Transition to a more innovation-based growth model is even more urgent in the current uncertain global context, says World Bank
by AFIQ AZIZ / pic by HUSSEIN SHAHARUDDIN
IT IS crucial for local public research organisations and universities to enhance innovation driven growth to weather global crises, said a new World Bank report.
The report found that better coordination between research institutions, government and industries could put Malaysia on track to achieve the aspiration of becoming a high-income nation.
The report titled “Assessing the Effectiveness of Public Research Institutions: Fostering Knowledge Linkages and Transferring Technology in Malaysia” drew its findings from a new survey which analysed the levels of knowledge and technology transfer in the country.
World Bank noted that while research and development (R&D) funding and improvements to policy have expanded in Malaysia over the years, more can be done to uplift the country status to be at par with the high-income countries like Singapore, Japan and South Korea.
World Bank country manager (Malaysia) Firas Raad (picture) said policy changes made in performance-based budgeting have seen improvements in publications and patents, as well as collaborations with industry.

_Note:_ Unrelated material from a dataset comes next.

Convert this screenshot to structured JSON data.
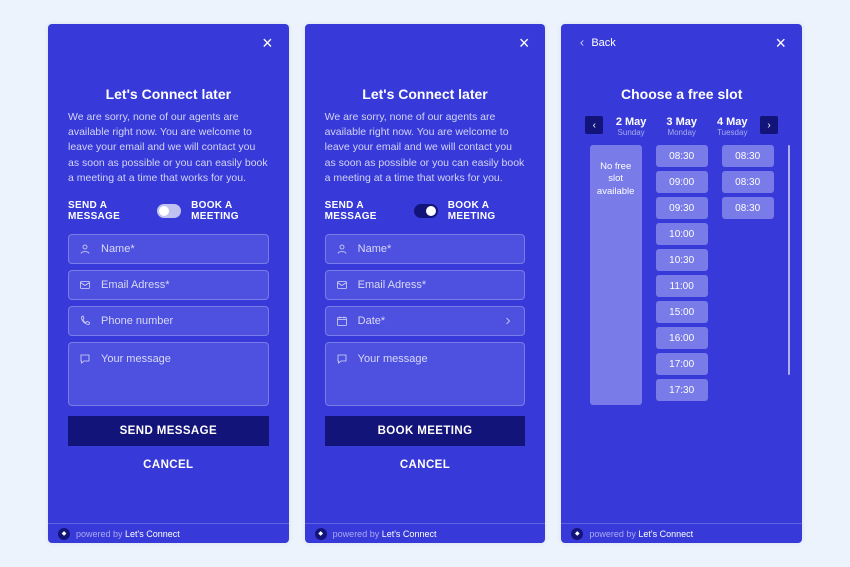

However, he said there has been little progress in the commercialisation of research outputs and technology transfer activities from research organisations to industry.
Firas said with multiple actors namely ministries, agencies and research organisations, and the varying nature of research, the landscape of research institutions is highly complex.
This situation, he said has led to a lack of coordination in facilitating and encouraging research commercialisation, and the transfer of new knowledge and technology.
“Other key challenges most cited in the field include funding inconsistencies, mismatched incentives and differing expectations between academia and industry,” the report found.
Firas stressed that the transition to a more innovation-based growth model is even more urgent in the current uncertain global context.
“While the GDP growth rate has proven resilient in recent years, declining oil and gas output coupled with economic shocks, including the recent Covid-19 pandemic, have dented the growth momentum,” he said during the virtual launch of the report yesterday.
The report was launched by Science, Technology and Innovation Minister Khairy Jamaluddin Abu Bakar yesterday.
Khairy Jamaluddin said the key challenge for Malaysia now is how to facilitate and accelerate the transition to this innovation-based growth model in the country.
This, he said, will include the mechanism to improvise public policies and institutions, so all stakeholders can work more effectively to encourage innovation, technology adoption and commercialisation of research.
“The report calls for deeper partnerships among science and technology players in Malaysia in coordination with the ministry to elevate the quality and outcomes of the research ecosystem in Malaysia,” Khairy Jamaluddin said.
The report also stated that Malaysia has seen rapid growth in the number of scientific publications, but without a corresponding increase in quality.
Quoting data from Scopus, the report said scientific output from Malaysia increased 4.5 times between 2008 and 2018.
However, the quality of research as reflected in the citation impact index of scientific publications remained low when compared to high-income countries.
While Malaysia’s research intensity and spending are higher than its regional peers, it is still lagging behind richer countries.
Malaysia’s R&D intensity peaked at 1.44% of GDP in 2016, but it has since been declining, falling short of the levels seen in high-income economies, the World Bank said.
As such, the bank recommended for greater coordination and long-term strategic planning across the research and innovation ecosystem in Malaysia, which is paramount now than before.
Such efforts would include better implementation of academic incentives towards technology transfer and commercialisation of research, and other reforms including the establishment of a centralised research management agency which has been mooted since the publication of the 11th Malaysia Plan.
“In this difficult period, a sustained increase in private investment, coupled with improvements in productivity will be necessary to maintain a sustainable economic growth trajectory.
“This will enable Malaysia to reach high-income and developed country status,” he added.